From the halachic point of view, the making of vows is a major issue. The halachic analyses of the Kol Nidre with which Yom Kippur commences could take up a library (as could the literary and historical aspects of the subject).
The underlying concept is the importance of how you use words. The capacity of speech is one of the great marks of distinction between man and the rest of Creation.
Yes, other species have their means of communication, and Martin Buber points out that even silence is communication. One example is what the English language calls “companionable silence”.
The careless and over-profuse use of words is one of our worst problems. The Midrash quotes the sentence from this parashah, “A person shall not break his word” (Num. 30:8), and goes on, “for one knows not when his time (of death) shall come”. What you say can wreak immense damage, and you might, God forbid, die before you have had a chance to repair what you have done.

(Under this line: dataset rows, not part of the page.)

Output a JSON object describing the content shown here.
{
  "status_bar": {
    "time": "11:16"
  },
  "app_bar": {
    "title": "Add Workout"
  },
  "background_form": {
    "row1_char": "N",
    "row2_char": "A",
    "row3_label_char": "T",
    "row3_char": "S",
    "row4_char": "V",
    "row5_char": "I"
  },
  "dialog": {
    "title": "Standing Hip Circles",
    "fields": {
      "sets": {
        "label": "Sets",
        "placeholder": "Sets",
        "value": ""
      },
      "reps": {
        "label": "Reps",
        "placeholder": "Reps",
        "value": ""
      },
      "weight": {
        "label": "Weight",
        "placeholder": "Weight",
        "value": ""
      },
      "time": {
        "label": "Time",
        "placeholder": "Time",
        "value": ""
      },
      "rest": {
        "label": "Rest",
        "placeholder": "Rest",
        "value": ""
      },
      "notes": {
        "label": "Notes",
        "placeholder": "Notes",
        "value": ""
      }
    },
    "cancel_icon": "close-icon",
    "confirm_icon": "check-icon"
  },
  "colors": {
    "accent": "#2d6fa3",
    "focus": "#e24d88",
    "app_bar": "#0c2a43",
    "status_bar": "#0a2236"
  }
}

There is a saying, “Everyone thought he was a fool, and when he opened his mouth they had their proof”. Being a fool in your speech is bad enough, but it’s worse if you let your words betray a spark of evil.